# Is the boundary between ferromagnetism and paramagnetism well-defined?

I learnt that, when a ferromagnetic material is heated, it will become paramagnetic at a certain temperature. This temperature is called Curie point or Curie temperature. For example, Curie temperature for iron is given to be $$1043\ \text{K}$$. So as per my understanding at $$1042\ \text K$$ the material is ferromagnetic and at $$1044 \ \text K$$ it becomes paramagnetic. However, I don't understand what happens during this transition.

Earlier, I've learnt that both ferromagnetic and paramagnetic substances have atoms with permanent magnetic moment. A ferromagnetic substance is strongly attracted in the presence of a magnetic field, and a paramagnetic substance is weakly attracted. But "strongly" and "weakly" are relative terms. Or in other words, I think a weak ferromagnet is a strong paramagnet. If so, how could an experimenter say that a substance at a particular temperature is ferromagnetic or paramagnetic? What properties does a ferromagnetic substance loose when it gets converted to a paramagnetic material?

Is the boundary between ferromagnetism and paramagnetism well-defined? Alternatively, is the Curie point actually a single point on the temperature scale or is it a range of temperature?

• Yes, there is a well defined boundary between them. A paramagnet has zero magnetisation at zero external magnetic field. But a ferromagnet has non zero magnetisation at zero external magnetic field. – Superfast Jellyfish Mar 2 at 14:08
• @FellowTraveller Slight nitpick: it's still technically possible that a ferromagnet can have zero magnetization at zero external field, just extremely unlikely. – probably_someone Mar 2 at 14:11
• @probably_someone well yes. In the same way entropy of a system can reduce right? Or is it more probable? – Superfast Jellyfish Mar 2 at 14:13
• @FellowTraveller If you're talking about an isolated system moving between equilibrium states, then yes, it's more probable than the entropy of that system decreasing (because that's impossible, whereas a ferromagnet having zero magnetization at zero applied field is still possible). Now, if the system is not in equilibrium, then the entropy of the system can fluctuate, and therefore can decrease for short periods of time (see the fluctuation theorem: en.wikipedia.org/wiki/Fluctuation_theorem). – probably_someone Mar 2 at 14:16

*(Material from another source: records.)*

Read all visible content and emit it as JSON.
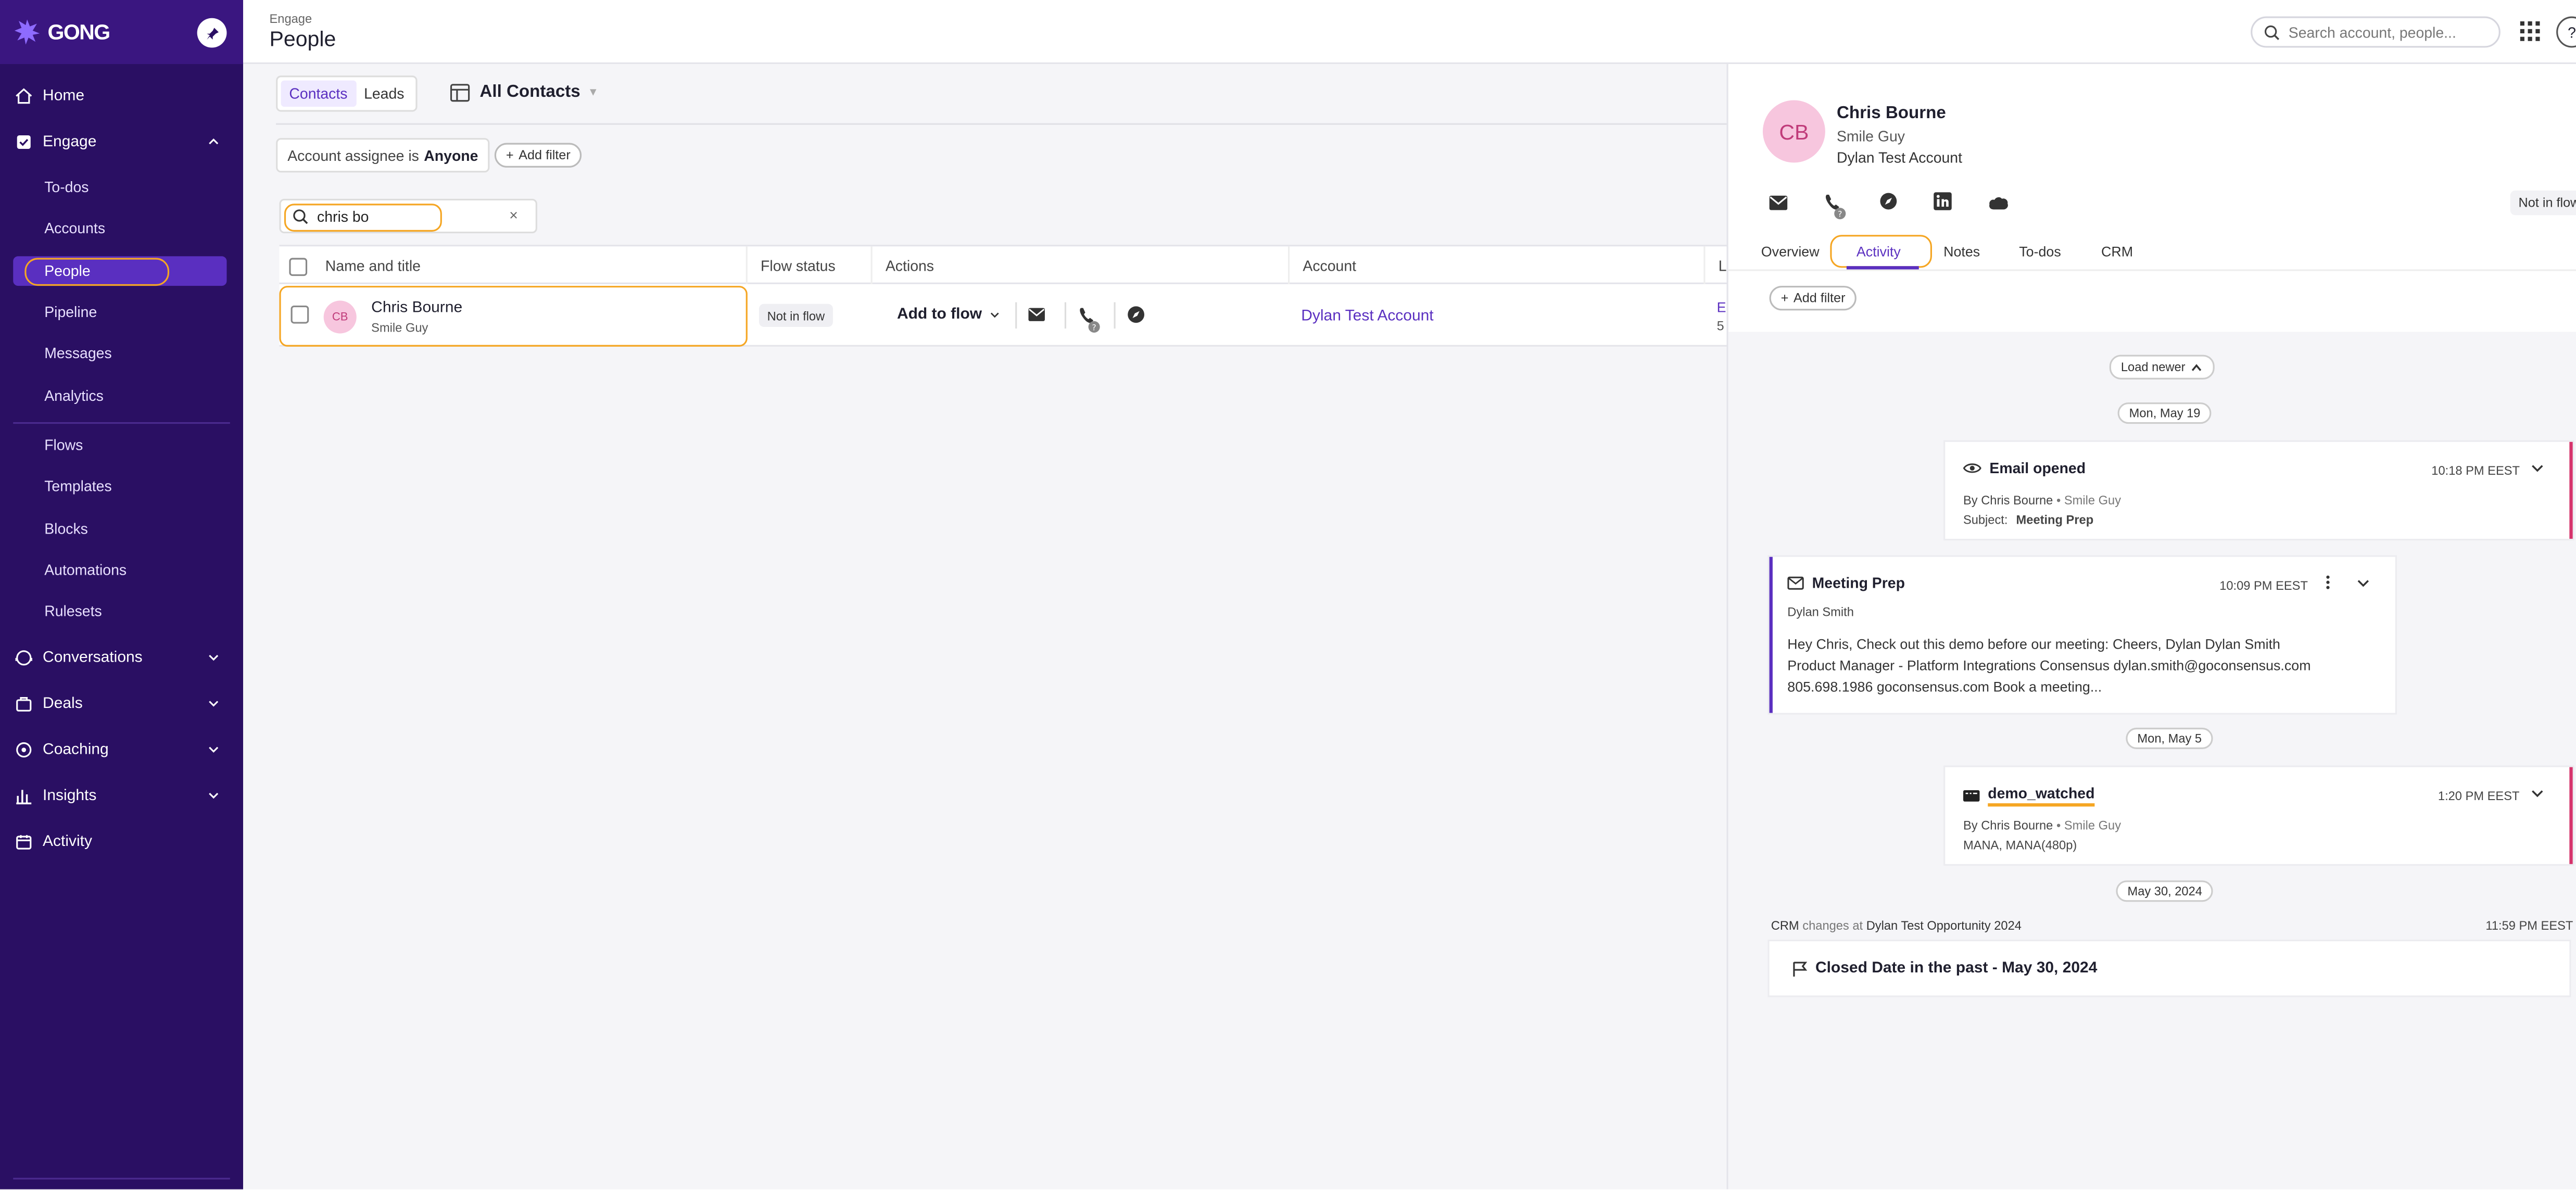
{
  "sidebar": {
    "logo": "GONG",
    "items": [
      {
        "label": "Home",
        "icon": "home-icon"
      },
      {
        "label": "Engage",
        "icon": "engage-icon"
      },
      {
        "label": "Conversations",
        "icon": "conversations-icon"
      },
      {
        "label": "Deals",
        "icon": "deals-icon"
      },
      {
        "label": "Coaching",
        "icon": "coaching-icon"
      },
      {
        "label": "Insights",
        "icon": "insights-icon"
      },
      {
        "label": "Activity",
        "icon": "activity-icon"
      }
    ],
    "engage_sub": [
      "To-dos",
      "Accounts",
      "People",
      "Pipeline",
      "Messages",
      "Analytics"
    ],
    "engage_sub2": [
      "Flows",
      "Templates",
      "Blocks",
      "Automations",
      "Rulesets"
    ],
    "active": "People",
    "colors": {
      "bg": "#2a0f63",
      "active": "#5a2fc0",
      "highlight": "#f5a623"
    }
  },
  "header": {
    "breadcrumb": "Engage",
    "title": "People",
    "search_placeholder": "Search account, people...",
    "help": "?"
  },
  "main": {
    "toggle": [
      "Contacts",
      "Leads"
    ],
    "view_name": "All Contacts",
    "filter_prefix": "Account assignee is",
    "filter_value": "Anyone",
    "add_filter": "Add filter",
    "search_value": "chris bo",
    "clear": "×",
    "columns": [
      "Name and title",
      "Flow status",
      "Actions",
      "Account",
      "L"
    ],
    "row": {
      "initials": "CB",
      "name": "Chris Bourne",
      "title": "Smile Guy",
      "flow_status": "Not in flow",
      "action": "Add to flow",
      "account": "Dylan Test Account",
      "last_1": "E",
      "last_2": "5"
    }
  },
  "panel": {
    "initials": "CB",
    "name": "Chris Bourne",
    "title": "Smile Guy",
    "account": "Dylan Test Account",
    "flow_status": "Not in flow",
    "tabs": [
      "Overview",
      "Activity",
      "Notes",
      "To-dos",
      "CRM"
    ],
    "active_tab": "Activity",
    "add_filter": "Add filter",
    "load_newer": "Load newer",
    "timeline": {
      "date1": "Mon, May 19",
      "email_opened": {
        "title": "Email opened",
        "time": "10:18 PM EEST",
        "by_prefix": "By",
        "by": "Chris Bourne",
        "role": "Smile Guy",
        "subject_label": "Subject:",
        "subject": "Meeting Prep"
      },
      "meeting_prep": {
        "title": "Meeting Prep",
        "time": "10:09 PM EEST",
        "from": "Dylan Smith",
        "body_1": "Hey Chris, Check out this demo before our meeting: Cheers, Dylan Dylan Smith",
        "body_2": "Product Manager - Platform Integrations Consensus dylan.smith@goconsensus.com",
        "body_3": "805.698.1986 goconsensus.com Book a meeting..."
      },
      "date2": "Mon, May 5",
      "demo": {
        "title": "demo_watched",
        "time": "1:20 PM EEST",
        "by_prefix": "By",
        "by": "Chris Bourne",
        "role": "Smile Guy",
        "detail": "MANA, MANA(480p)"
      },
      "date3": "May 30, 2024",
      "crm": {
        "prefix": "CRM",
        "mid": "changes at",
        "target": "Dylan Test Opportunity 2024",
        "time": "11:59 PM EEST",
        "closed": "Closed Date in the past - May 30, 2024"
      }
    }
  }
}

It turns out that if you work out the physics behind the magnetism of a material, the magnetisation $$M$$ obeys a transcendental equation of the form $$M=\tanh\left(\frac{\alpha M+\gamma H}{T}\right)$$ where $$\alpha$$ and $$\gamma$$ are some constants, $$H$$ is the magnitude of the external magnetic field and $$T$$ is the temperature. What this says is that at a given temperature and external field, the magnetisation of the material will be given by the value which is a solution to the above equation. All well and good but how do we solve such an equation?

One way to do so is numerically (graphically) as can be seen below. In this simplified picture, I am considering no external field and only temperature $$T$$ varying. The solution to the equation will be given by the points of intersection between the hyperbolic tan curve and the straight line. As you can see, the only solution for $$T>1$$ is at $$M=0$$ as that is the only intersection point. This is the behaviour of a paramagnet. However for $$T<1$$, we see that there are two more solutions emerging. What does this mean? This means that we have $$|M|>0$$, for zero external field. This is the behaviour of a ferromagnet.

So there is a clear distinction between a paramagnet and a ferromagnet.

• Thank you for your answer. As per your comment "A paramagnet has zero magnetisation at zero external magnetic field. But a ferromagnet has non zero magnetisation at zero external magnetic field." can we say that this kind of distinction is due to lack of domains in paramagnetic materials? Or is that because the thermal randomisation is larger in paramagnets attributing to their low retentivity? – Guru Vishnu Mar 3 at 6:36
• can we say that this kind of distinction is due to lack of domains in paramagnetic materials? Or is that because the thermal randomisation is larger in paramagnets attributing to their low retentivity?” turns out they are both the same thing! The lowest energy state for materials is when they form domains. But thermal randomisation above the critical temperature gives the material enough energy to get out of the ground state which results in the disappearance of domains – Superfast Jellyfish Mar 3 at 6:46
• Ok thanks. In the graph in your answer, I can see that the $x$ axis represents the intensity of magnetisation $M$. But could you tell what does the $y$ axis denote? – Guru Vishnu Mar 3 at 6:51
• The y axis represents $f(M)$ which for the green curve is straight line and for the red curve is tanh – Superfast Jellyfish Mar 3 at 6:53
• Thank you. For those who wish to play with the graph: Desmos – Guru Vishnu Mar 3 at 7:00